What you have to do
What you output should match the data below exactly.
Data records below:
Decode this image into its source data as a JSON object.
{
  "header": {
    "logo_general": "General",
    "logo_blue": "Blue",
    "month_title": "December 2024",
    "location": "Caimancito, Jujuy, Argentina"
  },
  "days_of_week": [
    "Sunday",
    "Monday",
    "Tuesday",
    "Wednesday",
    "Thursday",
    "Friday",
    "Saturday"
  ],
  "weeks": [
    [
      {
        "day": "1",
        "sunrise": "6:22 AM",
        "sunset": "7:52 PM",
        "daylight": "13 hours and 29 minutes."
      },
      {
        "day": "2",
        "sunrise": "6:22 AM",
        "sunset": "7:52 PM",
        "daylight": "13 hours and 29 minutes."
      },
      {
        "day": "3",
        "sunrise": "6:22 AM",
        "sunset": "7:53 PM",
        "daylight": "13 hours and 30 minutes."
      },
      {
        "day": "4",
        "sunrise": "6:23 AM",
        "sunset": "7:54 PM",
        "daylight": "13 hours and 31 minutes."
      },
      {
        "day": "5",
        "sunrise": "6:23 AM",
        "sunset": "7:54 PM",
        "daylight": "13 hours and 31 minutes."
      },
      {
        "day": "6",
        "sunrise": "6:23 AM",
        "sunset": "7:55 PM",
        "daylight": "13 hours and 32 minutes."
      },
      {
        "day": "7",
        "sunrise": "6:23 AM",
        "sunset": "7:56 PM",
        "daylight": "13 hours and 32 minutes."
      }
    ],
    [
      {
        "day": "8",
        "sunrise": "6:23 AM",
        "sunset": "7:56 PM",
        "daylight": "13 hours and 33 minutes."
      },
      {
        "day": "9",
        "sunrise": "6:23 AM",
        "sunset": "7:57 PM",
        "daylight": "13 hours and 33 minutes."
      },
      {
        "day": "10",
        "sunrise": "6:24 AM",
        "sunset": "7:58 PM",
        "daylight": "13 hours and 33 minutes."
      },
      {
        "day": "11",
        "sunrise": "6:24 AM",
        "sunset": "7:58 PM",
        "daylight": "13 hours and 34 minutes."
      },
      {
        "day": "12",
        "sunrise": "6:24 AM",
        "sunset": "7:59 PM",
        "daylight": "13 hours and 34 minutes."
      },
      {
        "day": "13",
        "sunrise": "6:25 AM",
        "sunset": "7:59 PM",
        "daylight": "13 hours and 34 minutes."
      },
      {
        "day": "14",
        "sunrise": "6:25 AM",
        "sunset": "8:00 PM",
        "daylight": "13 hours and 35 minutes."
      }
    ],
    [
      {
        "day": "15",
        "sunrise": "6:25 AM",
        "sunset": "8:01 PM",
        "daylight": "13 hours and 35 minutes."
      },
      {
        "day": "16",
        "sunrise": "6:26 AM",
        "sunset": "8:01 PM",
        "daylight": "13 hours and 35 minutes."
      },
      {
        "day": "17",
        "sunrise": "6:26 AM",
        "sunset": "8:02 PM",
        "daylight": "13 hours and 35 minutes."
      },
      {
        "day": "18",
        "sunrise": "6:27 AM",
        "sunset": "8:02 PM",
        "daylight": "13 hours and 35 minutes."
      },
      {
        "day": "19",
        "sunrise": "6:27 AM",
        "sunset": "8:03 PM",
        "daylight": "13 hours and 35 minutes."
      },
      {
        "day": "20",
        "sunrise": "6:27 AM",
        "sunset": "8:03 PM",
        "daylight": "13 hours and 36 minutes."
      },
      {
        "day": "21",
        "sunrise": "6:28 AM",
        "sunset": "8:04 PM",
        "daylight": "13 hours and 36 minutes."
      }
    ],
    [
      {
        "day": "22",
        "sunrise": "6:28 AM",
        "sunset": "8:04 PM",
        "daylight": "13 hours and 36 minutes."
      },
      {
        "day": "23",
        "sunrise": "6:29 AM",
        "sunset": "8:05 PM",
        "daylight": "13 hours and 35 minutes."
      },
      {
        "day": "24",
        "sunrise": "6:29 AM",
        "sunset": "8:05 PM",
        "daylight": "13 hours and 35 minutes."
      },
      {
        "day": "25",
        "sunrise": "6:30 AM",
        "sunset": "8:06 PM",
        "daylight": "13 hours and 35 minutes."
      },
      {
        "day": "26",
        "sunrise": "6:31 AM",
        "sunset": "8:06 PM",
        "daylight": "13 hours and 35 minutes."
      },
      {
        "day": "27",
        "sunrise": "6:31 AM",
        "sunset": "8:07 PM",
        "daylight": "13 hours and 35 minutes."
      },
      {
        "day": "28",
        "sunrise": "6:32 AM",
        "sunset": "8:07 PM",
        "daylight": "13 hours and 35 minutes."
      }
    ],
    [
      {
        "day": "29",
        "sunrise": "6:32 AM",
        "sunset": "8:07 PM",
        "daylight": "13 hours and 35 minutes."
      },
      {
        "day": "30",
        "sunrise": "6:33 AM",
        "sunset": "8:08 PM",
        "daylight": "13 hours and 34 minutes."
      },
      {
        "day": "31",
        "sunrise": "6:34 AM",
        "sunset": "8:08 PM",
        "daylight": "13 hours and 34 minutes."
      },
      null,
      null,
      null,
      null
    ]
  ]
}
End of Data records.
Written answer
Decode this image into its source data as a JSON object.
{
  "header": {
    "logo_general": "General",
    "logo_blue": "Blue",
    "month_title": "December 2024",
    "location": "Caimancito, Jujuy, Argentina"
  },
  "days_of_week": [
    "Sunday",
    "Monday",
    "Tuesday",
    "Wednesday",
    "Thursday",
    "Friday",
    "Saturday"
  ],
  "weeks": [
    [
      {
        "day": "1",
        "sunrise": "6:22 AM",
        "sunset": "7:52 PM",
        "daylight": "13 hours and 29 minutes."
      },
      {
        "day": "2",
        "sunrise": "6:22 AM",
        "sunset": "7:52 PM",
        "daylight": "13 hours and 29 minutes."
      },
      {
        "day": "3",
        "sunrise": "6:22 AM",
        "sunset": "7:53 PM",
        "daylight": "13 hours and 30 minutes."
      },
      {
        "day": "4",
        "sunrise": "6:23 AM",
        "sunset": "7:54 PM",
        "daylight": "13 hours and 31 minutes."
      },
      {
        "day": "5",
        "sunrise": "6:23 AM",
        "sunset": "7:54 PM",
        "daylight": "13 hours and 31 minutes."
      },
      {
        "day": "6",
        "sunrise": "6:23 AM",
        "sunset": "7:55 PM",
        "daylight": "13 hours and 32 minutes."
      },
      {
        "day": "7",
        "sunrise": "6:23 AM",
        "sunset": "7:56 PM",
        "daylight": "13 hours and 32 minutes."
      }
    ],
    [
      {
        "day": "8",
        "sunrise": "6:23 AM",
        "sunset": "7:56 PM",
        "daylight": "13 hours and 33 minutes."
      },
      {
        "day": "9",
        "sunrise": "6:23 AM",
        "sunset": "7:57 PM",
        "daylight": "13 hours and 33 minutes."
      },
      {
        "day": "10",
        "sunrise": "6:24 AM",
        "sunset": "7:58 PM",
        "daylight": "13 hours and 33 minutes."
      },
      {
        "day": "11",
        "sunrise": "6:24 AM",
        "sunset": "7:58 PM",
        "daylight": "13 hours and 34 minutes."
      },
      {
        "day": "12",
        "sunrise": "6:24 AM",
        "sunset": "7:59 PM",
        "daylight": "13 hours and 34 minutes."
      },
      {
        "day": "13",
        "sunrise": "6:25 AM",
        "sunset": "7:59 PM",
        "daylight": "13 hours and 34 minutes."
      },
      {
        "day": "14",
        "sunrise": "6:25 AM",
        "sunset": "8:00 PM",
        "daylight": "13 hours and 35 minutes."
      }
    ],
    [
      {
        "day": "15",
        "sunrise": "6:25 AM",
        "sunset": "8:01 PM",
        "daylight": "13 hours and 35 minutes."
      },
      {
        "day": "16",
        "sunrise": "6:26 AM",
        "sunset": "8:01 PM",
        "daylight": "13 hours and 35 minutes."
      },
      {
        "day": "17",
        "sunrise": "6:26 AM",
        "sunset": "8:02 PM",
        "daylight": "13 hours and 35 minutes."
      },
      {
        "day": "18",
        "sunrise": "6:27 AM",
        "sunset": "8:02 PM",
        "daylight": "13 hours and 35 minutes."
      },
      {
        "day": "19",
        "sunrise": "6:27 AM",
        "sunset": "8:03 PM",
        "daylight": "13 hours and 35 minutes."
      },
      {
        "day": "20",
        "sunrise": "6:27 AM",
        "sunset": "8:03 PM",
        "daylight": "13 hours and 36 minutes."
      },
      {
        "day": "21",
        "sunrise": "6:28 AM",
        "sunset": "8:04 PM",
        "daylight": "13 hours and 36 minutes."
      }
    ],
    [
      {
        "day": "22",
        "sunrise": "6:28 AM",
        "sunset": "8:04 PM",
        "daylight": "13 hours and 36 minutes."
      },
      {
        "day": "23",
        "sunrise": "6:29 AM",
        "sunset": "8:05 PM",
        "daylight": "13 hours and 35 minutes."
      },
      {
        "day": "24",
        "sunrise": "6:29 AM",
        "sunset": "8:05 PM",
        "daylight": "13 hours and 35 minutes."
      },
      {
        "day": "25",
        "sunrise": "6:30 AM",
        "sunset": "8:06 PM",
        "daylight": "13 hours and 35 minutes."
      },
      {
        "day": "26",
        "sunrise": "6:31 AM",
        "sunset": "8:06 PM",
        "daylight": "13 hours and 35 minutes."
      },
      {
        "day": "27",
        "sunrise": "6:31 AM",
        "sunset": "8:07 PM",
        "daylight": "13 hours and 35 minutes."
      },
      {
        "day": "28",
        "sunrise": "6:32 AM",
        "sunset": "8:07 PM",
        "daylight": "13 hours and 35 minutes."
      }
    ],
    [
      {
        "day": "29",
        "sunrise": "6:32 AM",
        "sunset": "8:07 PM",
        "daylight": "13 hours and 35 minutes."
      },
      {
        "day": "30",
        "sunrise": "6:33 AM",
        "sunset": "8:08 PM",
        "daylight": "13 hours and 34 minutes."
      },
      {
        "day": "31",
        "sunrise": "6:34 AM",
        "sunset": "8:08 PM",
        "daylight": "13 hours and 34 minutes."
      },
      null,
      null,
      null,
      null
    ]
  ]
}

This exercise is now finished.